De Niro’s debut film is a coming-of-age story set in the Italian neighborhoods of the Bronx, where gangsters rule and working-class people must protect their families from the influence of criminals. De Niro directs himself as a local bus driver, shrugging off the influence of the violent and charismatic Sonny (a sensational Chazz Palminteri). Sonny begins to bring C (Lillo Brancato) into his world. The “Worker” because the real badass must show the youngsters that the quick way to riches is not a rewarding way of life. De Niro nails the Bronx setting. A Bronx Tale became a seminal Italian-American text.
3 Jackie Brown
Jackie Brown was, in part, a revitalization of former blaxploitation star Pam Grier and the slow-burning plot and quick-witted dialogue machine that Elmore Leonard novels wield. Quentin Tarantino’s sequel to pulp Fiction was an exercise in subtlety. Without possessing the fantastical orgy of violence like most of his films, Taratino completed his film with an excellent ensemble. De Niro joins forces with drug dealer Ordell (Samuel L. Jackson) as they get caught up in Jackie’s scheme for her freedom and theft. Although De Niro isn’t the lead, his calm demeanor with classic rage bubbling beneath it makes his one time collaboration with Tarantino all the more memorable.
Heat is an epic crime saga of men on opposite sides of the law, but adorning the other with their dedication to their craft. The De Niro and Al Pacino pairing was a masterstroke by maestro Michael Mann that culminated in a legendary dinner scene which was then followed by shootings to end all movie bank robberies, one-punch fierce that would cement the film’s legacy. Heat is a definitive heist movie and a definitive movie of the 90s. De Niro was on fire in 1995 releasing this and Casino in the same year.

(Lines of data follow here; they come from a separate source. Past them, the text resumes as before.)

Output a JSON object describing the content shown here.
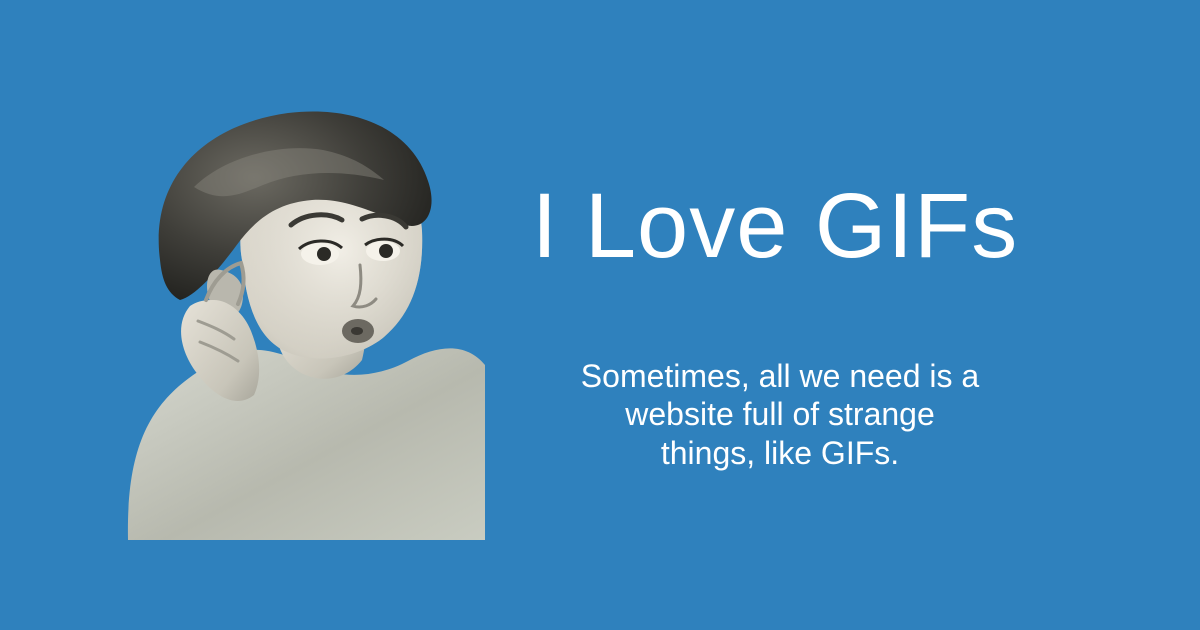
{
  "colors": {
    "background": "#2f81bd",
    "text": "#ffffff",
    "photo_tint_light": "#d9dccf",
    "photo_tint_dark": "#2b2a26"
  },
  "photo": {
    "icon": "woman-cupping-ear-photo"
  },
  "title": "I Love GIFs",
  "subtitle": {
    "lines": [
      "Sometimes, all we need is a",
      "website full of strange",
      "things, like GIFs."
    ]
  }
}
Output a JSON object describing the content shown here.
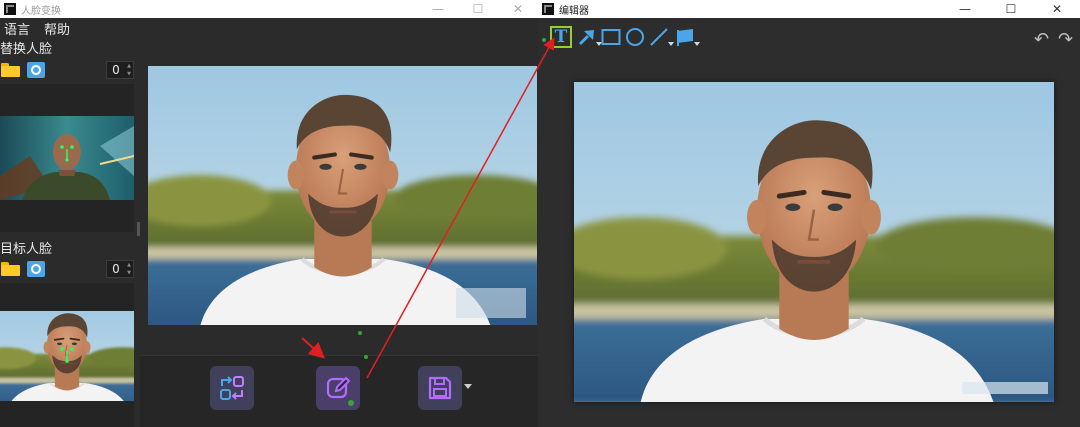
{
  "left_window": {
    "title": "人脸变换",
    "controls": {
      "minimize": "—",
      "maximize": "☐",
      "close": "✕"
    },
    "menu": [
      {
        "label": "语言"
      },
      {
        "label": "帮助"
      }
    ],
    "source_section": {
      "label": "替换人脸",
      "count": "0"
    },
    "target_section": {
      "label": "目标人脸",
      "count": "0"
    },
    "actions": [
      {
        "name": "swap-face-button",
        "icon": "swap-arrows-icon"
      },
      {
        "name": "edit-button",
        "icon": "edit-pencil-icon"
      },
      {
        "name": "save-button",
        "icon": "floppy-disk-icon",
        "has_dropdown": true
      }
    ]
  },
  "right_window": {
    "title": "编辑器",
    "controls": {
      "minimize": "—",
      "maximize": "☐",
      "close": "✕"
    },
    "tools": [
      {
        "name": "text-tool",
        "label": "T",
        "icon": "text-icon",
        "active": true
      },
      {
        "name": "arrow-tool",
        "icon": "arrow-icon",
        "has_dropdown": true
      },
      {
        "name": "rectangle-tool",
        "icon": "rectangle-icon"
      },
      {
        "name": "ellipse-tool",
        "icon": "ellipse-icon"
      },
      {
        "name": "line-tool",
        "icon": "line-icon",
        "has_dropdown": true
      },
      {
        "name": "color-tool",
        "icon": "flag-icon",
        "has_dropdown": true
      }
    ],
    "history": {
      "undo": "↶",
      "redo": "↷"
    }
  },
  "colors": {
    "window_bg": "#2b2b2b",
    "accent_blue": "#4aa6e8",
    "accent_purple": "#b36bff",
    "active_tool_border": "#9acd32",
    "annotation_red": "#e02020"
  }
}
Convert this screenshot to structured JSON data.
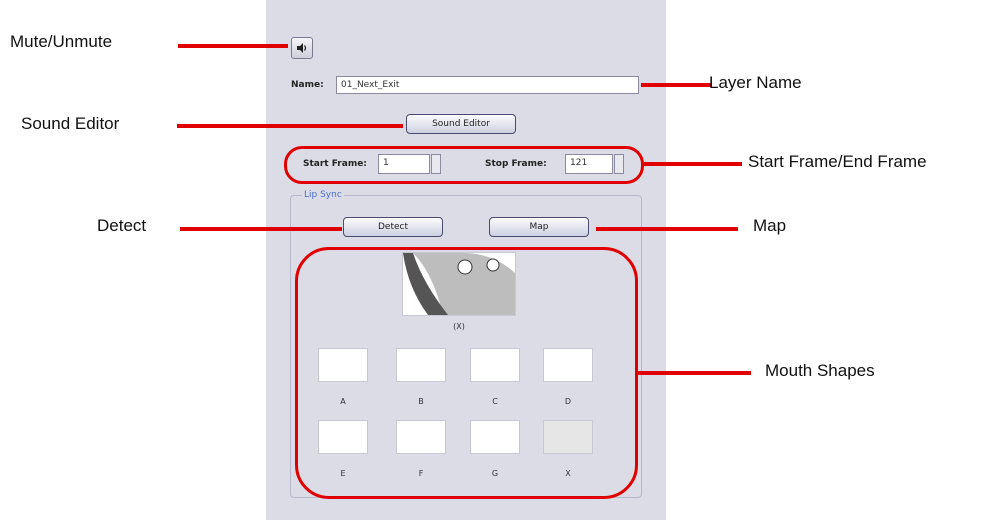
{
  "panel": {
    "mute_icon": "speaker-icon",
    "name_label": "Name:",
    "name_value": "01_Next_Exit",
    "sound_editor_label": "Sound Editor",
    "start_frame_label": "Start Frame:",
    "start_frame_value": "1",
    "stop_frame_label": "Stop Frame:",
    "stop_frame_value": "121",
    "lip_sync_label": "Lip Sync",
    "detect_label": "Detect",
    "map_label": "Map",
    "current_shape_label": "(X)",
    "mouth_shapes": [
      "A",
      "B",
      "C",
      "D",
      "E",
      "F",
      "G",
      "X"
    ]
  },
  "callouts": {
    "mute": "Mute/Unmute",
    "layer_name": "Layer Name",
    "sound_editor": "Sound Editor",
    "start_end": "Start Frame/End Frame",
    "detect": "Detect",
    "map": "Map",
    "mouth_shapes": "Mouth Shapes"
  },
  "colors": {
    "callout_red": "#e00000",
    "panel_bg": "#dcdce6",
    "group_label_blue": "#4a6ed0"
  }
}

The key to De Niro’s performance as Jimmy Conway in Freedmen is its introduction. Immediately seen as a figure of narrator Henry Hill’s envy, De Niro’s cool is explosive, boastful and murderous. Jimmy Conway is respected as an Irishman in a gang where only pure-blooded Italians make it to the top. Freedmen is one of great mafia movies ever madeand De Niro fits right into the smoldering allure of the mafia lifestyle.